Your assignment>
These entries must be printed again exactly as they are.

=====

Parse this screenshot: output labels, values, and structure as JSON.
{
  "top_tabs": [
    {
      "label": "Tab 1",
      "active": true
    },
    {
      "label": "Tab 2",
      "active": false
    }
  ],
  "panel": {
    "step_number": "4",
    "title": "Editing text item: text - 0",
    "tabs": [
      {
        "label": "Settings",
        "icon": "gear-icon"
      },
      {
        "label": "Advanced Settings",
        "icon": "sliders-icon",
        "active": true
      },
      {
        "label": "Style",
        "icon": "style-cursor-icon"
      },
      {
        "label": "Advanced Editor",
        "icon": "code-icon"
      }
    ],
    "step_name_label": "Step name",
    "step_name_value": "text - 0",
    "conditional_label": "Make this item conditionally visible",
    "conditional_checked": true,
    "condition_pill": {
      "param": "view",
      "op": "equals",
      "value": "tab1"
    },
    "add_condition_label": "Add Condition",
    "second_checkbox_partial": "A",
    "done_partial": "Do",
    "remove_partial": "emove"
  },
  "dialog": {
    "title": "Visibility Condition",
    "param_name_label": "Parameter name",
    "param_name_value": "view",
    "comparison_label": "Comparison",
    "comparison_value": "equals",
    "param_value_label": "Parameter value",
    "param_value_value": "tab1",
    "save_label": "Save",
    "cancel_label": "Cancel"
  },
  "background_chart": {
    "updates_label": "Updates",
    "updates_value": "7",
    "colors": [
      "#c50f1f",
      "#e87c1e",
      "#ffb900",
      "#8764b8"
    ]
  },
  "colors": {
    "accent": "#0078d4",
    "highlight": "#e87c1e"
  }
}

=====

Output>
Parse this screenshot: output labels, values, and structure as JSON.
{
  "top_tabs": [
    {
      "label": "Tab 1",
      "active": true
    },
    {
      "label": "Tab 2",
      "active": false
    }
  ],
  "panel": {
    "step_number": "4",
    "title": "Editing text item: text - 0",
    "tabs": [
      {
        "label": "Settings",
        "icon": "gear-icon"
      },
      {
        "label": "Advanced Settings",
        "icon": "sliders-icon",
        "active": true
      },
      {
        "label": "Style",
        "icon": "style-cursor-icon"
      },
      {
        "label": "Advanced Editor",
        "icon": "code-icon"
      }
    ],
    "step_name_label": "Step name",
    "step_name_value": "text - 0",
    "conditional_label": "Make this item conditionally visible",
    "conditional_checked": true,
    "condition_pill": {
      "param": "view",
      "op": "equals",
      "value": "tab1"
    },
    "add_condition_label": "Add Condition",
    "second_checkbox_partial": "A",
    "done_partial": "Do",
    "remove_partial": "emove"
  },
  "dialog": {
    "title": "Visibility Condition",
    "param_name_label": "Parameter name",
    "param_name_value": "view",
    "comparison_label": "Comparison",
    "comparison_value": "equals",
    "param_value_label": "Parameter value",
    "param_value_value": "tab1",
    "save_label": "Save",
    "cancel_label": "Cancel"
  },
  "background_chart": {
    "updates_label": "Updates",
    "updates_value": "7",
    "colors": [
      "#c50f1f",
      "#e87c1e",
      "#ffb900",
      "#8764b8"
    ]
  },
  "colors": {
    "accent": "#0078d4",
    "highlight": "#e87c1e"
  }
}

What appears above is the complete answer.